For this past weekend’s performance of Mahler’s Symphony No. 9, a friend of mine, violin performance major at the Moores School of Music, was gracious enough to write his thoughts on the concert…
By Nicholas Hatt
Despite having started work on a 10th symphony, Gustav Mahler’s Symphony No. 9 in D Major is in fact the composer’s last and final complete symphonic work before his death in 1911. It is fitting that the work as a whole serves a final farewell to the world, in which each movement acts as a departure from various aspects life, and at some point even life itself. The conductor Herbert von Karajan best said of Mahler’s Symphony No. 9 that it was “music coming from another world … coming from eternity.” Concertgoers at the Heinz Hall for the Performing Arts, in attendance of the Pittsburgh Symphony Orchestra’s performance this past Friday evening, were treated to a memorable presentation of this momentous work, in which the music emanating from this world-class ensemble was truly from another world.
Maestro Manfred Honeck’s vision for this work was beautifully played out among the members of the Pittsburgh Symphony. The opening notes of the symphony seemed to transpire from nowhere, and the somber mood presented in the opening continued throughout the entire work in either outright tragedy or in meaningful longing. These themes in particular are presented in the first movement as Mahler struggles with the spiritual idea of death and leaving behind love and the earth. Here, Maestro Honeck’s own Austrian musical background can clearly be heard as he leads the orchestra throughout the intimate passages in an expressive Viennese manner.
The second and third movements, which were Mahler’s farewell to the country and an urban cultural life respectively, truly showcased this world class symphony’s capabilities stylistically, lyrically, and in virtuosity. Stylistically, the ensemble easily captured both the lush and rural nature of the Austrian countryside in the second movement and the dignified, exuberant, and cultured Viennese city life found in the third. The lyrical and expressive passages were executed with the greatest finesse and intimacy in both of these movements, particularly in the third’s movement’s respite before the movements’ fiery close. The incredible execution of the symphony’s third movement stands as a monument to the talent of the individual musicians of the Pittsburgh Symphony Orchestra, who executed the passagework with the utmost precision, technical prowess and gracefulness. In fact, had the symphony ended with the third movement’s final powerful notes, it is almost guaranteed that the audience would have erupted in applause, immediately following the final note.
However, Mahler unusually wrote his ninth symphony to conclude on much more somber mood, which was clearly communicated during the concert. The final movement was dedicated to life itself and the bittersweet departure from life into death. Passion, conviction and pure emotion filled the hall as the symphony performed the final stretch of this work.

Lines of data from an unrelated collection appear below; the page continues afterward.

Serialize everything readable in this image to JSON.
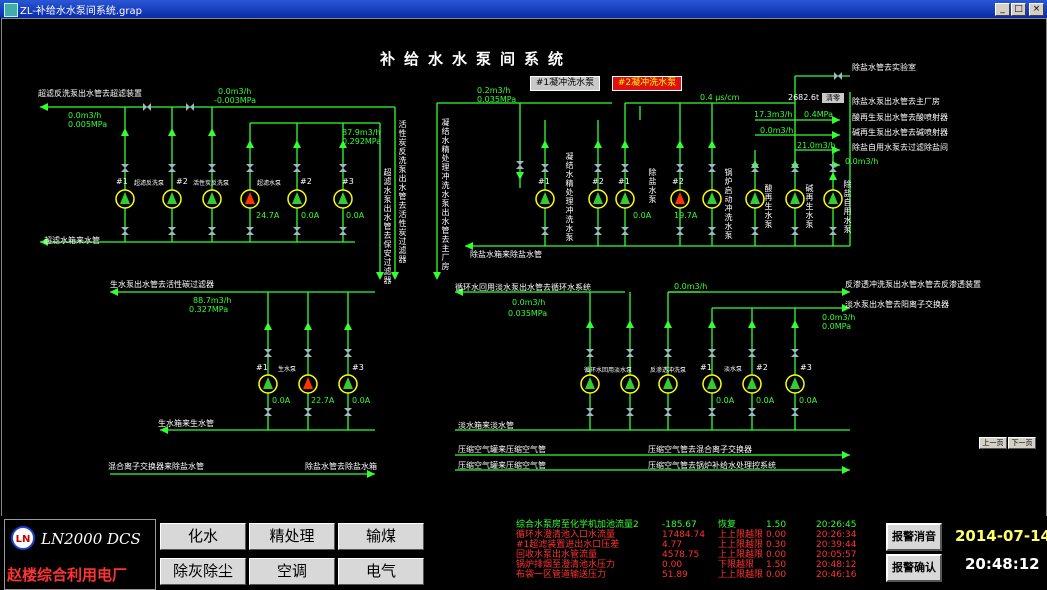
{
  "window": {
    "title": "ZL-补给水水泵间系统.grap",
    "min": "_",
    "max": "□",
    "close": "×"
  },
  "page_title": "补给水水泵间系统",
  "buttons": {
    "flush1": "#1凝冲洗水泵",
    "flush2": "#2凝冲洗水泵",
    "prev_page": "上一页",
    "next_page": "下一页",
    "clear": "清零"
  },
  "labels": {
    "uf_backwash": "超滤反洗泵出水管去超滤装置",
    "uf_tank": "超滤水箱来水管",
    "uf_out_vertical": "超滤水泵出水管去保安过滤器",
    "carbon_vertical": "活性炭反洗泵出水管去活性炭过滤器",
    "condensate_vertical": "凝结水精处理冲洗水泵出水管去主厂房",
    "raw_to_carbon": "生水泵出水管去活性碳过滤器",
    "raw_tank": "生水箱来生水管",
    "mixed_bed": "混合离子交换器来除盐水管",
    "demin_to_tank": "除盐水管去除盐水箱",
    "circ_water": "循环水回用淡水泵出水管去循环水系统",
    "fresh_tank": "淡水箱来淡水管",
    "air1": "压缩空气罐来压缩空气管",
    "air2": "压缩空气管去混合离子交换器",
    "air3": "压缩空气罐来压缩空气管",
    "air4": "压缩空气管去锅炉补给水处理控系统",
    "demin_tank_in": "除盐水箱来除盐水管",
    "lab": "除盐水管去实验室",
    "main_plant": "除盐水泵出水管去主厂房",
    "acid_regen": "酸再生泵出水管去酸喷射器",
    "alkali_regen": "碱再生泵出水管去碱喷射器",
    "self_use": "除盐自用水泵去过滤除盐间",
    "ro_backwash": "反渗透冲洗泵出水管水管去反渗透装置",
    "fresh_to_ion": "淡水泵出水管去阳离子交换器"
  },
  "readings": {
    "uf_left_flow": "0.0m3/h",
    "uf_left_press": "0.005MPa",
    "uf_mid_flow": "0.0m3/h",
    "uf_mid_press": "-0.003MPa",
    "uf_right_flow": "87.9m3/h",
    "uf_right_press": "0.292MPa",
    "cond_flow": "0.2m3/h",
    "cond_press": "0.035MPa",
    "conductivity": "0.4 μs/cm",
    "total_flow": "2682.6t",
    "main_flow": "17.3m3/h",
    "main_press": "0.4MPa",
    "acid_flow": "0.0m3/h",
    "alkali_flow": "21.0m3/h",
    "self_flow": "0.0m3/h",
    "raw_flow": "88.7m3/h",
    "raw_press": "0.327MPa",
    "circ_flow": "0.0m3/h",
    "circ_press": "0.035MPa",
    "ro_flow": "0.0m3/h",
    "fresh_flow": "0.0m3/h",
    "fresh_press": "0.0MPa"
  },
  "pumps": {
    "uf_backwash": {
      "id": "#1",
      "name": "超滤反洗泵"
    },
    "carbon_backwash": {
      "id": "#2",
      "name": "活性炭反洗泵"
    },
    "uf1": {
      "id": "超滤水泵",
      "amp": "24.7A"
    },
    "uf2": {
      "id": "#2",
      "amp": "0.0A"
    },
    "uf3": {
      "id": "#3",
      "amp": "0.0A"
    },
    "cond1": {
      "id": "#1"
    },
    "cond2": {
      "id": "#2"
    },
    "demin1": {
      "id": "#1",
      "amp": "0.0A"
    },
    "demin2": {
      "id": "#2",
      "amp": "19.7A"
    },
    "demin_name": "除盐水泵",
    "boiler_flush": "锅炉启动冲洗水泵",
    "acid_regen": "酸再生水泵",
    "alkali_regen": "碱再生水泵",
    "self_use": "除盐自用水泵",
    "cond_name": "凝结水精处理冲洗水泵",
    "raw1": {
      "id": "#1",
      "amp": "0.0A"
    },
    "raw_name": "生水泵",
    "raw2": {
      "amp": "22.7A"
    },
    "raw3": {
      "id": "#3",
      "amp": "0.0A"
    },
    "circ": "循环水回用淡水泵",
    "ro_flush": "反渗透冲洗泵",
    "fresh1": {
      "id": "#1",
      "amp": "0.0A"
    },
    "fresh_name": "淡水泵",
    "fresh2": {
      "id": "#2",
      "amp": "0.0A"
    },
    "fresh3": {
      "id": "#3",
      "amp": "0.0A"
    }
  },
  "bottom": {
    "brand": "LN2000 DCS",
    "company": "赵楼综合利用电厂",
    "menu": [
      "化水",
      "精处理",
      "输煤",
      "除灰除尘",
      "空调",
      "电气"
    ],
    "alarm_silence": "报警消音",
    "alarm_confirm": "报警确认",
    "date": "2014-07-14",
    "time": "20:48:12",
    "alarms": [
      {
        "name": "综合水泵房至化学机加池流量2",
        "value": "-185.67",
        "state": "恢复",
        "limit": "1.50",
        "time": "20:26:45",
        "color": "#33ff33"
      },
      {
        "name": "循环水澄清池入口水流量",
        "value": "17484.74",
        "state": "上上限越限",
        "limit": "0.00",
        "time": "20:26:34",
        "color": "#ff3333"
      },
      {
        "name": "#1超滤装置进出水口压差",
        "value": "4.77",
        "state": "上上限越限",
        "limit": "0.30",
        "time": "20:39:44",
        "color": "#ff3333"
      },
      {
        "name": "回收水泵出水管流量",
        "value": "4578.75",
        "state": "上上限越限",
        "limit": "0.00",
        "time": "20:05:57",
        "color": "#ff3333"
      },
      {
        "name": "锅炉排烟至澄清池水压力",
        "value": "0.00",
        "state": "下限越限",
        "limit": "1.50",
        "time": "20:48:12",
        "color": "#ff3333"
      },
      {
        "name": "布袋一区管道输送压力",
        "value": "51.89",
        "state": "上上限越限",
        "limit": "0.00",
        "time": "20:46:16",
        "color": "#ff3333"
      }
    ]
  },
  "colors": {
    "pipe": "#33ff33",
    "pump_running": "#ff3300",
    "pump_stopped": "#33cc33",
    "pump_ring": "#ffff00",
    "valve": "#9fb8c8"
  }
}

The symphony itself produced a sound that was so warm and emotionally charged, that it seemed music itself portrayed death as more warm and welcoming, perhaps more than Mahler himself might have intended. After the powerful climax of the movement subsided, the orchestra began its descent into the silence of death, ending the symphony just as it began. The concluding moments of this passionate performance by the Pittsburgh Symphony Orchestra left the audience almost reluctant to clap at its conclusion. The near dead silence of the audience erupted into cheers and applause. Bravo to every single member of this fantastic ensemble in executing their role in this symphony to the best of their ability and pulling off a truly moving and phenomenal evening.